Lines below that hold the word "Inlet" must be copied in full.

=== MATERIAL PROVIDED ===
•••

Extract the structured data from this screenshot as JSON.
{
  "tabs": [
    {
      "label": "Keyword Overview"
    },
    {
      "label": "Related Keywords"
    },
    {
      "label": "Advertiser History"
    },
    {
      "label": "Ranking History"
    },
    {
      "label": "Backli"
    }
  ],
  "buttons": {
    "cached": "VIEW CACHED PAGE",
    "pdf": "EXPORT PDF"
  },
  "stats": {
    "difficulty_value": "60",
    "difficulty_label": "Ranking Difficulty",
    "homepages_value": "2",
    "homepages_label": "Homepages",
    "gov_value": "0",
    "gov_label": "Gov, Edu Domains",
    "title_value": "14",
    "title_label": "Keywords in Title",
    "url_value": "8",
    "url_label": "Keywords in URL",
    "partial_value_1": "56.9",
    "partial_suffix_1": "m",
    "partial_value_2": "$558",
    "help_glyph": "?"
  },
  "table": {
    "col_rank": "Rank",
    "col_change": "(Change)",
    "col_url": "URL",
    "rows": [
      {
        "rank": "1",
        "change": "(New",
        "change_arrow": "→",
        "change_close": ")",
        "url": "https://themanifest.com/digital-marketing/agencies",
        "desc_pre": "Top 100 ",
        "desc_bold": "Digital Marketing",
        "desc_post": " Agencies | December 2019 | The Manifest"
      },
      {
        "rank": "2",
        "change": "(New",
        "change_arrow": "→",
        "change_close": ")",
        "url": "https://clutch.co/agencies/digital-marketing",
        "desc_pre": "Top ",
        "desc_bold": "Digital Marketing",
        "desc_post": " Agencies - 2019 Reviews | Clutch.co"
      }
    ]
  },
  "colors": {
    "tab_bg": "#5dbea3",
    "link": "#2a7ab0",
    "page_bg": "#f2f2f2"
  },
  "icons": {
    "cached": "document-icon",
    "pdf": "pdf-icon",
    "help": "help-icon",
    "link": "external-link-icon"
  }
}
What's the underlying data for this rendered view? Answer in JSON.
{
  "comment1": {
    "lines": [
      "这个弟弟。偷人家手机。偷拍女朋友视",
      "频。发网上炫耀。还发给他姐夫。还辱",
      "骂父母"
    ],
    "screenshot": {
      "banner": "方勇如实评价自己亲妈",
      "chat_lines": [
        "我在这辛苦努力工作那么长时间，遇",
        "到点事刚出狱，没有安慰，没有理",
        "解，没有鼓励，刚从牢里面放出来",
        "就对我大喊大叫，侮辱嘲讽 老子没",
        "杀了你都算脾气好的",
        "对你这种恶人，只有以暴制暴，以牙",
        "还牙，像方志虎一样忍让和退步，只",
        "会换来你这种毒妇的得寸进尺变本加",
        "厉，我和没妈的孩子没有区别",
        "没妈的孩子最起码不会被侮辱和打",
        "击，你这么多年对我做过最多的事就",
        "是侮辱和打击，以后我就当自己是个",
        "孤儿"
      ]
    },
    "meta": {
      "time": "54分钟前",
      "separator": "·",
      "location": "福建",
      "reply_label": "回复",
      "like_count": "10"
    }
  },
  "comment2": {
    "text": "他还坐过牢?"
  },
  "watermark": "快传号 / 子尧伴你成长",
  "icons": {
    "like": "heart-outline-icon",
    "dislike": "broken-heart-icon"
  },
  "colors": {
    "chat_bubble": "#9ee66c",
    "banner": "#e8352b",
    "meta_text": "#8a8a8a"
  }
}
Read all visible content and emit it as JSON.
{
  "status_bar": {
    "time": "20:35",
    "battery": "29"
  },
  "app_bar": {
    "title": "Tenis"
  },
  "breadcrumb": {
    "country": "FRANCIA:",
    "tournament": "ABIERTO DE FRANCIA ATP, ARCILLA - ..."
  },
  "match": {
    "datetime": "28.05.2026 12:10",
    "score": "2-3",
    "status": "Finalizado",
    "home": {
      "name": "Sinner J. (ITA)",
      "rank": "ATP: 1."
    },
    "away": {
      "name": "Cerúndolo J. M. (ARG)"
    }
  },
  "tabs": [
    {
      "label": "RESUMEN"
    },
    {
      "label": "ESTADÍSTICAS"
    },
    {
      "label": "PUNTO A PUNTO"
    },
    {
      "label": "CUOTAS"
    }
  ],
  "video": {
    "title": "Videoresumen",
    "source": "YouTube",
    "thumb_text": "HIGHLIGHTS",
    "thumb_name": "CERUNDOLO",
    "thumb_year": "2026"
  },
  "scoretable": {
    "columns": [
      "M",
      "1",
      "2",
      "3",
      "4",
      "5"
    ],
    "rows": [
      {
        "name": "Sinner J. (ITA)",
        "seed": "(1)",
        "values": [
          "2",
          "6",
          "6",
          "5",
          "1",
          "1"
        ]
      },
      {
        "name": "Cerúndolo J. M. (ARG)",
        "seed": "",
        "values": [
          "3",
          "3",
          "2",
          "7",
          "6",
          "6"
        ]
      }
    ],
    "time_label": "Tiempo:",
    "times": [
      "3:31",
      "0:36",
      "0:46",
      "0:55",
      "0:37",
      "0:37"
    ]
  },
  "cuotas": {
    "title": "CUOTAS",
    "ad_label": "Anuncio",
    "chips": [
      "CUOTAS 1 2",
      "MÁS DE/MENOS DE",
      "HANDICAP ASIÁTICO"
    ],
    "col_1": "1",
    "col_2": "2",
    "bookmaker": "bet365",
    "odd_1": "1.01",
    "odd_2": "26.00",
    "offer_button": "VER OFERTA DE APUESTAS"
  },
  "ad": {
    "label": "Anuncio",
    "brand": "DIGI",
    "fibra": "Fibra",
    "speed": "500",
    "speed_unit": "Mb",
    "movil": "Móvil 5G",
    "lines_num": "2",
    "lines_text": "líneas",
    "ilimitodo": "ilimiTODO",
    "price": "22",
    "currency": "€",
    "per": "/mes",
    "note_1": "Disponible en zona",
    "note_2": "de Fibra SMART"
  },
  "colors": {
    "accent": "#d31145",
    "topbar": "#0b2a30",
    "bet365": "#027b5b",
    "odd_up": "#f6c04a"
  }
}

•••

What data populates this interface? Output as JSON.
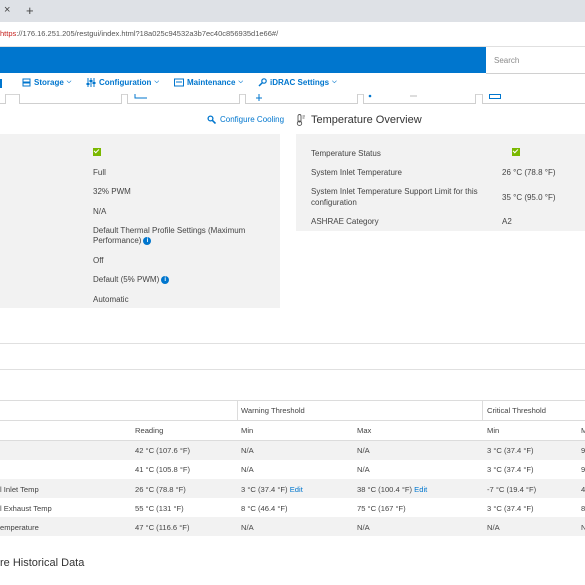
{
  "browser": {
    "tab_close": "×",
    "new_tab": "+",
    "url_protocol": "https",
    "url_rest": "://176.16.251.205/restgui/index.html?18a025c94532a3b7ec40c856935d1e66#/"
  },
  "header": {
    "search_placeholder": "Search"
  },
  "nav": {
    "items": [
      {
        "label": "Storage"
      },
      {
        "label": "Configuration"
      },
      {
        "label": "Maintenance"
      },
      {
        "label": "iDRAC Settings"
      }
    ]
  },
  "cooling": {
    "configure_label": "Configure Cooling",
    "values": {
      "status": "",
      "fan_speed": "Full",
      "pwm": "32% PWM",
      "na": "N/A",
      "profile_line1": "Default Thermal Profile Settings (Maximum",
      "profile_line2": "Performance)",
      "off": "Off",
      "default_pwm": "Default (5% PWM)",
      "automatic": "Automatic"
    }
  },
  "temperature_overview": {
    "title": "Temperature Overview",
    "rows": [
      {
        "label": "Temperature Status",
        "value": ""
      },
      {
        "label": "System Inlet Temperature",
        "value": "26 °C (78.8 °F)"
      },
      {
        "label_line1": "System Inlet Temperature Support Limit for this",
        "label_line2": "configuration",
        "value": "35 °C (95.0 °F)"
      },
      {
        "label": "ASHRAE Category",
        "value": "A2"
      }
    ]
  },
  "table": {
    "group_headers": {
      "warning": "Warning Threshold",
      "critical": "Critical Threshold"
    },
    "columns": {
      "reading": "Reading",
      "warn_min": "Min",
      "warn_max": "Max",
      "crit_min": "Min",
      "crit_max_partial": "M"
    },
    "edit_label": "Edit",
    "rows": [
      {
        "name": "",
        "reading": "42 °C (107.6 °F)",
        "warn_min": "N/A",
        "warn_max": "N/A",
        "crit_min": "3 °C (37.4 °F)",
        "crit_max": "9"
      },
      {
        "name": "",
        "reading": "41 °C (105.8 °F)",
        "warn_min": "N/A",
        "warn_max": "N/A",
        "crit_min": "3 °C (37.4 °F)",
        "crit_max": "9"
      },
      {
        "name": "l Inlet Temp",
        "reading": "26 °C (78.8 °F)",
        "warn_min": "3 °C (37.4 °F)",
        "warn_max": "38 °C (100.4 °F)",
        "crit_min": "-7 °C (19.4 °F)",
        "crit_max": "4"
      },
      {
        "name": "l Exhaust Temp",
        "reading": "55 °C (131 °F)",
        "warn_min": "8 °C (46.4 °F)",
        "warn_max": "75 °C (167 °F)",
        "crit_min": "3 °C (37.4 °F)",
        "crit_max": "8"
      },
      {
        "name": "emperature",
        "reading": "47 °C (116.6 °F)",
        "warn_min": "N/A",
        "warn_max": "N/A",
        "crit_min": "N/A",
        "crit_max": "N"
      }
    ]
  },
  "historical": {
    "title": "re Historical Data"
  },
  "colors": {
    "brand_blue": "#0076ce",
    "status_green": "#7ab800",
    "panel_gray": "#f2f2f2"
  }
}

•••

=== TASK SOLUTION ===
        "label": "System Inlet Temperature",
        "label_line1": "System Inlet Temperature Support Limit for this",
        "name": "l Inlet Temp",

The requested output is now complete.